My amateur observation is that the most successful people tend to not be on Facebook. As one example, while there is a Facebook page and a website for Noam Chomsky, my understanding is that they are run by other people and he doesn't interact there in any way. E.g., from the website:
Again, please note that the website administrator is not Noam Chomsky,
and he cannot arrange interviews, or put you in contact with Noam
Also, please note, Professor Chomsky is not on Twitter. Any
accounts using his name are unauthorized.
The one piece of research that comes to mind is that people who use Facebook are generally less happy after their use of it. From NPR:
A new University of Michigan study on college-aged adults finds that
the more they used Facebook, the worse they felt. The study, published
in the journal PLOS One, found Facebook use led to declines in
moment-to-moment happiness and overall life satisfaction.

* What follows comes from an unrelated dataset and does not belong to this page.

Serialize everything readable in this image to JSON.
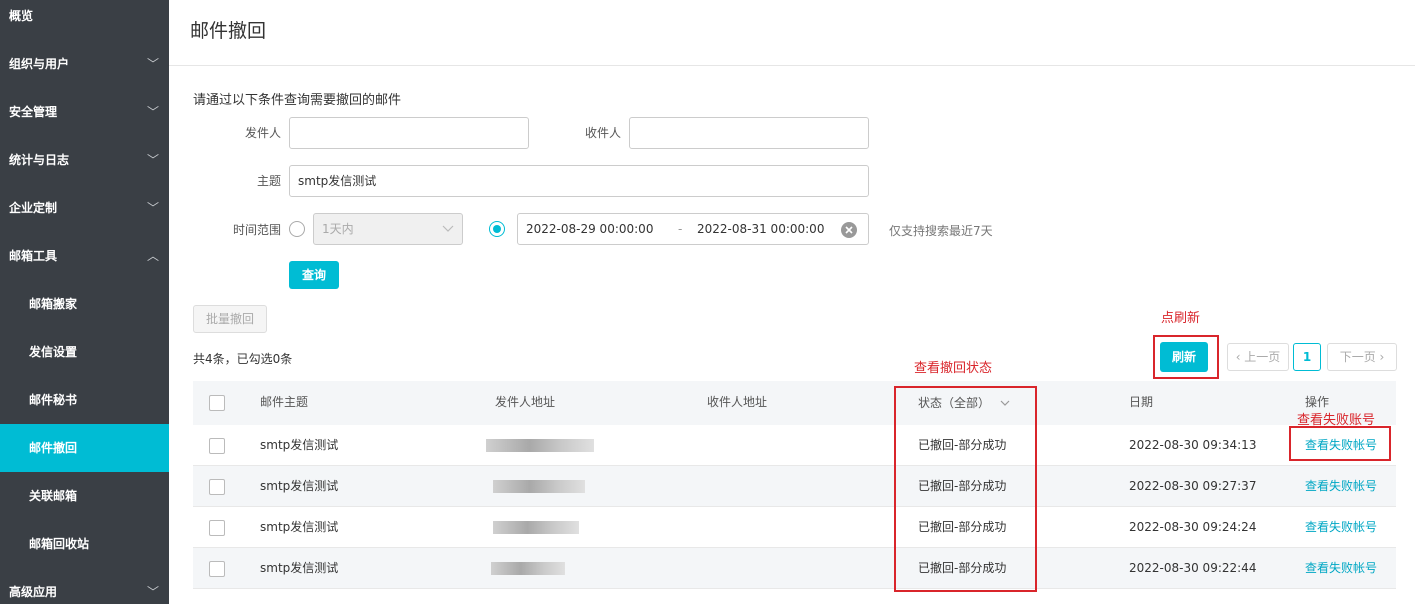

I would argue that Facebook/Twitter and other social media are not like public talks where an expert has the floor for an extended period of time. They are (as the name indicates) structured to be a catalyst for ongoing back-and-forth with a multitude of people who may or may not have anything actually productive to say. In fact, we might speculate: Those with the fewest accomplishments/insights may have the most time and interest to repeatedly post, argue, troll, etc. It would make sense to me that if Facebook use makes a person sadder and more depressed, then that would detract from their academic productivity.